Wells Fargo CEO Tim Sloan will be questioned about sales practices, mischarging customers for auto insurance, and complaints about mortgage fees at the bank's consumer lending unit when he testifies before U.S. senators on Tuesday.
The U.S.'s third-largest bank has yet to shake off a year-long sales practices scandal that has hammered its reputation, sparking management changes, lawsuits, and government investigations.
Reuters reported on Monday that the Office of the Comptroller of the Currency, the leading regulator for Wells Fargo, was considering new sanctions against the bank for customer abuses involving auto insurance and mortgage loans.

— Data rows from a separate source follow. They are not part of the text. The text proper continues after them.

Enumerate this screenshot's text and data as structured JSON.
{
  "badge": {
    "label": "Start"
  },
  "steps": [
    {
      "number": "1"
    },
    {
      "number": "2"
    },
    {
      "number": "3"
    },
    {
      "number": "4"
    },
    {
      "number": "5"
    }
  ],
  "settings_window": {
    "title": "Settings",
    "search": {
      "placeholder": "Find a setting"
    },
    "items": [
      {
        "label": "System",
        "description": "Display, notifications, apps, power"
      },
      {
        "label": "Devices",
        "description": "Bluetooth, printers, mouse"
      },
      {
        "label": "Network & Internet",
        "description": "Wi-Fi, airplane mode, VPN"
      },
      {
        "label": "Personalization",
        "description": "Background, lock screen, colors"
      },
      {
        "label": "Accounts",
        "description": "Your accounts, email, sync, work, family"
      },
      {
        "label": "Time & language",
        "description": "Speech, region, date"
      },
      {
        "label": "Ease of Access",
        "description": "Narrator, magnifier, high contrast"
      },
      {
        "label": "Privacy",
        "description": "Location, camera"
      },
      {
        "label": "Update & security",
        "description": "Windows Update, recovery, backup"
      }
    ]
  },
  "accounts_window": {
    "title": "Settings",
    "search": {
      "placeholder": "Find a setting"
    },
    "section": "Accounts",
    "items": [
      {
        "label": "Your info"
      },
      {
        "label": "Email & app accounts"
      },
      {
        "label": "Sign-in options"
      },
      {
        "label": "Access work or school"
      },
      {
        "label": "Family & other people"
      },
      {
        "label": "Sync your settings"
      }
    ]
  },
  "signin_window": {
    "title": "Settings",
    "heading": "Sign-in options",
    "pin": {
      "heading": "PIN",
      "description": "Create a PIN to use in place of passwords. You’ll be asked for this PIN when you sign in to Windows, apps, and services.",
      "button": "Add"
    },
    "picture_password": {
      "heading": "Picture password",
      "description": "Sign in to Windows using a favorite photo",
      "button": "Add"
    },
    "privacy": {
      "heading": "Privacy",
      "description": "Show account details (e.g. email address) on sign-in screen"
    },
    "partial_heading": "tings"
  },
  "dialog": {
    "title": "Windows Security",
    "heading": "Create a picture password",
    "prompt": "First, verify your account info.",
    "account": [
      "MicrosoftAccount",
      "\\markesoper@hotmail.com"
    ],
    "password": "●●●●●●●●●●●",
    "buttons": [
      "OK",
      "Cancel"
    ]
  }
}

Wells Fargo reached a $190 million settlement with regulators a year ago after it said it had opened as many as 2.1 million accounts without customers' authorization to meet internal sales target.
That estimate was raised to potentially as many as 3.5 million in August after an expanded review.
Sloan, appearing before the Senate for the first time as chief executive, is keen to reassure lawmakers that the San Francisco-based bank has moved on from the scandal and will highlight changes he has made including overhauling the structure and senior management of its retail bank.
But with the emergence of more recent problems in other products, including auto insurance and mortgages, he faces a tough task.
The stakes are high for Sloan, a 30-year company veteran. His predecessor, John Stumpf, resigned less than a month after he earlier appeared before the same committee to answer questions about the bank's sales practices.
"We came to Congress without a good plan and all of you were right to criticize us," Sloan said in prepared remarks ahead of the hearing.
Massachusetts Senator Elizabeth Warren, who last year accused Stumpf of "gutless leadership," has repeatedly called on the U.S. Federal Reserve to remove 12 members of Wells Fargo's Board of Directors.
Among those is vice chair Elizabeth Duke, a former Federal Reserve governor who is set to take over as chair of Wells Fargo's board at the start of the year.
Last week, Maxine Waters, the top Democrat on the House Financial Services Committee, released a staff report questioning whether Wells Fargo should be allowed to keep its federal bank charter.
The problems around auto-insurance and mortgage products emerged publicly this year.
In late July, Wells Fargo said hundreds of thousands of customers were due a refund on auto insurance that they did not need.
In late August, a homeowner sued Wells Fargo for charging too much for his fixed-rate mortgage. Wells Fargo has already said its 'rate lock' service is under investigation by the Consumer Financial Protection Bureau.